> _What you need to do_: Across the whole listing, filter for the string "color" and copy every line that has it.

[[ Supplied data open ]]

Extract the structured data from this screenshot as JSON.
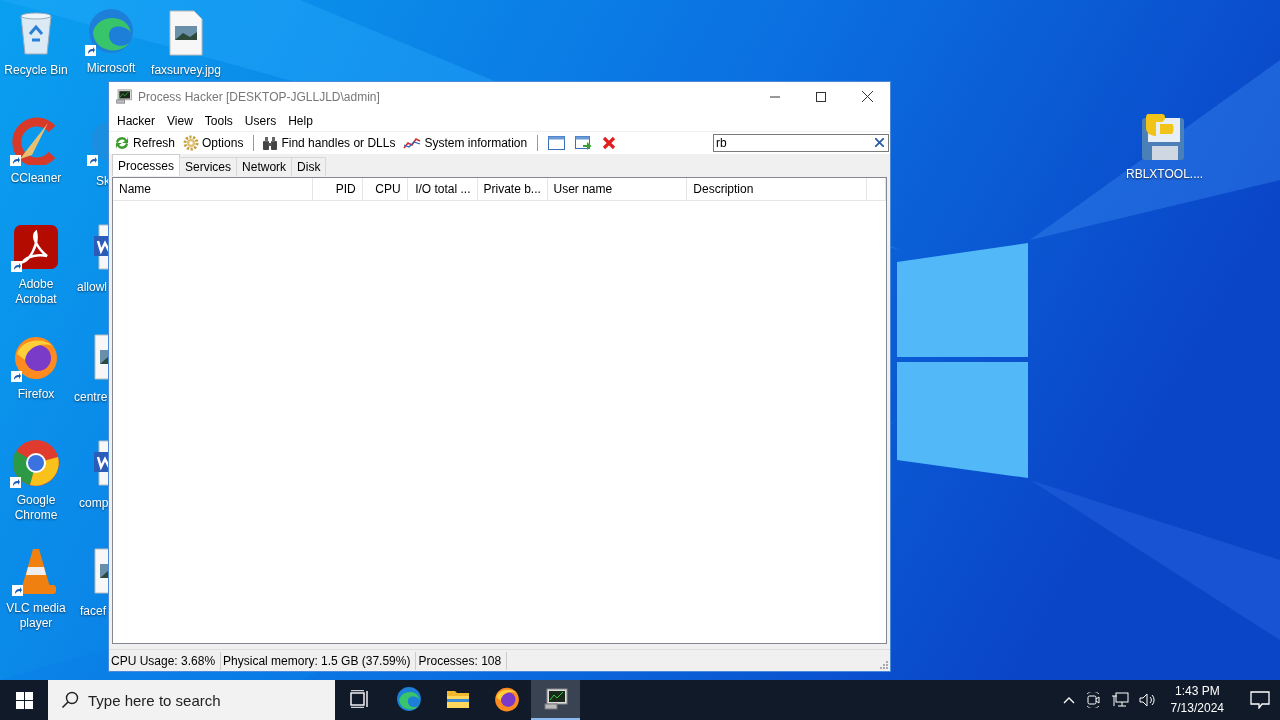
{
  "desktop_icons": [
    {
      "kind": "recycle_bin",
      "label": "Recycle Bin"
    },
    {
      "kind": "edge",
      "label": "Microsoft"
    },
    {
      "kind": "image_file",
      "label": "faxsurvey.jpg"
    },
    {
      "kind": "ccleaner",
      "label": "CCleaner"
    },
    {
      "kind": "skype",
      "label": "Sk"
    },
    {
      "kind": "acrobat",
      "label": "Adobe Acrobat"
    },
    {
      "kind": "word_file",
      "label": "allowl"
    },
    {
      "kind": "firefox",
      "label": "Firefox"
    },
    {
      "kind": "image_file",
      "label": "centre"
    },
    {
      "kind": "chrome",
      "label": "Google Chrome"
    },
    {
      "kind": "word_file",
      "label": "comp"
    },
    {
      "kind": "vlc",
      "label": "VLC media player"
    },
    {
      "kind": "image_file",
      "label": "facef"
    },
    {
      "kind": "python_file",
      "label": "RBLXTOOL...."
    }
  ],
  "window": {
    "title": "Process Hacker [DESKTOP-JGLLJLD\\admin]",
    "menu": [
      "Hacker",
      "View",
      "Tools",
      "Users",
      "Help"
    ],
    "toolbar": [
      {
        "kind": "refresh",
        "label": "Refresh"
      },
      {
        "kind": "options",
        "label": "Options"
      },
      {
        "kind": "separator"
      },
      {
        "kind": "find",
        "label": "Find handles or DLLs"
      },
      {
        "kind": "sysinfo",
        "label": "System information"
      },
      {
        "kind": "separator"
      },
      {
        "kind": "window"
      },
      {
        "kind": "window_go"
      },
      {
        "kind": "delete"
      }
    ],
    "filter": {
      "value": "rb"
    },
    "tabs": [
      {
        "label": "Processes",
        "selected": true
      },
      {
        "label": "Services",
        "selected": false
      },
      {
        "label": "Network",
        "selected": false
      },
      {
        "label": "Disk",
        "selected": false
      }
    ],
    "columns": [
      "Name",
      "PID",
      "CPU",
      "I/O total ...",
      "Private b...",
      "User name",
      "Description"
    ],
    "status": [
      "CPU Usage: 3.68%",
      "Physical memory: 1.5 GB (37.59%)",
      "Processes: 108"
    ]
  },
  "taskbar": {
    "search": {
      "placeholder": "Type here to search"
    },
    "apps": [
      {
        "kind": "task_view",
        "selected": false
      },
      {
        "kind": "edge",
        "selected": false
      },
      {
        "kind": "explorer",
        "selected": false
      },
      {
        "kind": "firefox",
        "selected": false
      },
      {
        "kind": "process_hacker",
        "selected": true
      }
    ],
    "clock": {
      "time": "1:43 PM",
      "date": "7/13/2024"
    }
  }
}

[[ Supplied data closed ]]
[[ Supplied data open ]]

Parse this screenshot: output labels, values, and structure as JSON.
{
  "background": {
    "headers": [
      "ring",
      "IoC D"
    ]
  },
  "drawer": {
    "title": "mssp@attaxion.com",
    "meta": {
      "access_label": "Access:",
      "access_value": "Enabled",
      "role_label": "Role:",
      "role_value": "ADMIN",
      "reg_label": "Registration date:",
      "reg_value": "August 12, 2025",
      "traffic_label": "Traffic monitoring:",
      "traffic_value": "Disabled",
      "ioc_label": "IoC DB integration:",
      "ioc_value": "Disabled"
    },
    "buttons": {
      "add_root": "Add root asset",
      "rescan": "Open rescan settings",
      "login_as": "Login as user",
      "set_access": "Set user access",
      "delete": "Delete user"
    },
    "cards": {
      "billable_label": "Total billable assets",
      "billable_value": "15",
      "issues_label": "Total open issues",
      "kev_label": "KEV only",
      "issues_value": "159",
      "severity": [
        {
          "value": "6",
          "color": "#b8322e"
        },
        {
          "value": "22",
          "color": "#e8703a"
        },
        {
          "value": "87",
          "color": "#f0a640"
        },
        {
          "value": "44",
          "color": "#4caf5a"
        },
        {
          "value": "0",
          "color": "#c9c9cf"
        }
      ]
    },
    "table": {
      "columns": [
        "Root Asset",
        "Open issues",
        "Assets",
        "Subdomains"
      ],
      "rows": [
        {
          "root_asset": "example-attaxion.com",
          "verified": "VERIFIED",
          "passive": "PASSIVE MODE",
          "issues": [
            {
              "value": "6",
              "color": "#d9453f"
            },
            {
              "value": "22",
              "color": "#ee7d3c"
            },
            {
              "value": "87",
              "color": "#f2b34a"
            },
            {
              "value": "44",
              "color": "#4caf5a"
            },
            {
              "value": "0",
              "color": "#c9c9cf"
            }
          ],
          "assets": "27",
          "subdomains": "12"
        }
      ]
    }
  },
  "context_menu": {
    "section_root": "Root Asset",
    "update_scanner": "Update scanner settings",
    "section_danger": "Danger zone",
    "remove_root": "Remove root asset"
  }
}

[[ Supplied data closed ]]

> _Expected output_:
          "color": "#b8322e"
          "color": "#e8703a"
          "color": "#f0a640"
          "color": "#4caf5a"
          "color": "#c9c9cf"
              "color": "#d9453f"
              "color": "#ee7d3c"
              "color": "#f2b34a"
              "color": "#4caf5a"
              "color": "#c9c9cf"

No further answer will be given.